What you need to do: Leave the images behind and copy every record exactly.
====== Provided data ======
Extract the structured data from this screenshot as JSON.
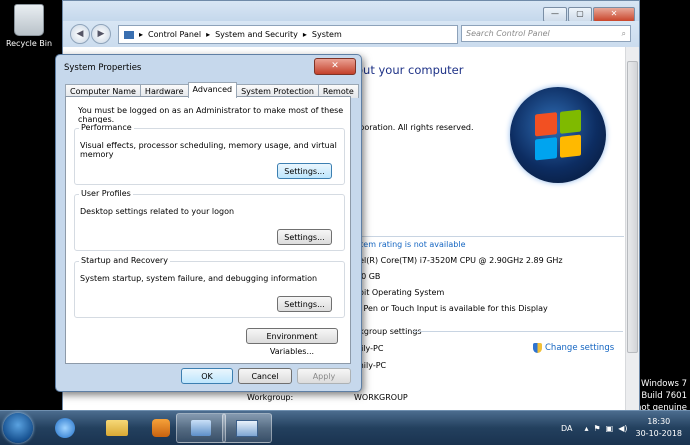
{
  "desktop": {
    "recycle_label": "Recycle Bin",
    "watermark": [
      "Windows 7",
      "Build 7601",
      "not genuine"
    ]
  },
  "control_panel": {
    "address": [
      "Control Panel",
      "System and Security",
      "System"
    ],
    "search_placeholder": "Search Control Panel",
    "heading": "out your computer",
    "copyright": "rporation. All rights reserved.",
    "rating_link": "stem rating is not available",
    "processor": "tel(R) Core(TM) i7-3520M CPU @ 2.90GHz   2.89 GHz",
    "memory": "50 GB",
    "system_type": "-bit Operating System",
    "pen_touch": "o Pen or Touch Input is available for this Display",
    "section_workgroup": "rkgroup settings",
    "computer_name": "nily-PC",
    "full_name": "mily-PC",
    "change_settings": "Change settings",
    "workgroup_label": "Workgroup:",
    "workgroup_value": "WORKGROUP"
  },
  "dialog": {
    "title": "System Properties",
    "close": "✕",
    "tabs": [
      "Computer Name",
      "Hardware",
      "Advanced",
      "System Protection",
      "Remote"
    ],
    "active_tab": "Advanced",
    "admin_note": "You must be logged on as an Administrator to make most of these changes.",
    "groups": [
      {
        "title": "Performance",
        "desc": "Visual effects, processor scheduling, memory usage, and virtual memory",
        "button": "Settings..."
      },
      {
        "title": "User Profiles",
        "desc": "Desktop settings related to your logon",
        "button": "Settings..."
      },
      {
        "title": "Startup and Recovery",
        "desc": "System startup, system failure, and debugging information",
        "button": "Settings..."
      }
    ],
    "env_button": "Environment Variables...",
    "ok": "OK",
    "cancel": "Cancel",
    "apply": "Apply"
  },
  "taskbar": {
    "lang": "DA",
    "time": "18:30",
    "date": "30-10-2018"
  },
  "colors": {
    "accent": "#1566c2",
    "heading": "#1e3287"
  }
}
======
Answer to this exercise:
Extract the structured data from this screenshot as JSON.
{
  "desktop": {
    "recycle_label": "Recycle Bin",
    "watermark": [
      "Windows 7",
      "Build 7601",
      "not genuine"
    ]
  },
  "control_panel": {
    "address": [
      "Control Panel",
      "System and Security",
      "System"
    ],
    "search_placeholder": "Search Control Panel",
    "heading": "out your computer",
    "copyright": "rporation. All rights reserved.",
    "rating_link": "stem rating is not available",
    "processor": "tel(R) Core(TM) i7-3520M CPU @ 2.90GHz   2.89 GHz",
    "memory": "50 GB",
    "system_type": "-bit Operating System",
    "pen_touch": "o Pen or Touch Input is available for this Display",
    "section_workgroup": "rkgroup settings",
    "computer_name": "nily-PC",
    "full_name": "mily-PC",
    "change_settings": "Change settings",
    "workgroup_label": "Workgroup:",
    "workgroup_value": "WORKGROUP"
  },
  "dialog": {
    "title": "System Properties",
    "close": "✕",
    "tabs": [
      "Computer Name",
      "Hardware",
      "Advanced",
      "System Protection",
      "Remote"
    ],
    "active_tab": "Advanced",
    "admin_note": "You must be logged on as an Administrator to make most of these changes.",
    "groups": [
      {
        "title": "Performance",
        "desc": "Visual effects, processor scheduling, memory usage, and virtual memory",
        "button": "Settings..."
      },
      {
        "title": "User Profiles",
        "desc": "Desktop settings related to your logon",
        "button": "Settings..."
      },
      {
        "title": "Startup and Recovery",
        "desc": "System startup, system failure, and debugging information",
        "button": "Settings..."
      }
    ],
    "env_button": "Environment Variables...",
    "ok": "OK",
    "cancel": "Cancel",
    "apply": "Apply"
  },
  "taskbar": {
    "lang": "DA",
    "time": "18:30",
    "date": "30-10-2018"
  },
  "colors": {
    "accent": "#1566c2",
    "heading": "#1e3287"
  }
}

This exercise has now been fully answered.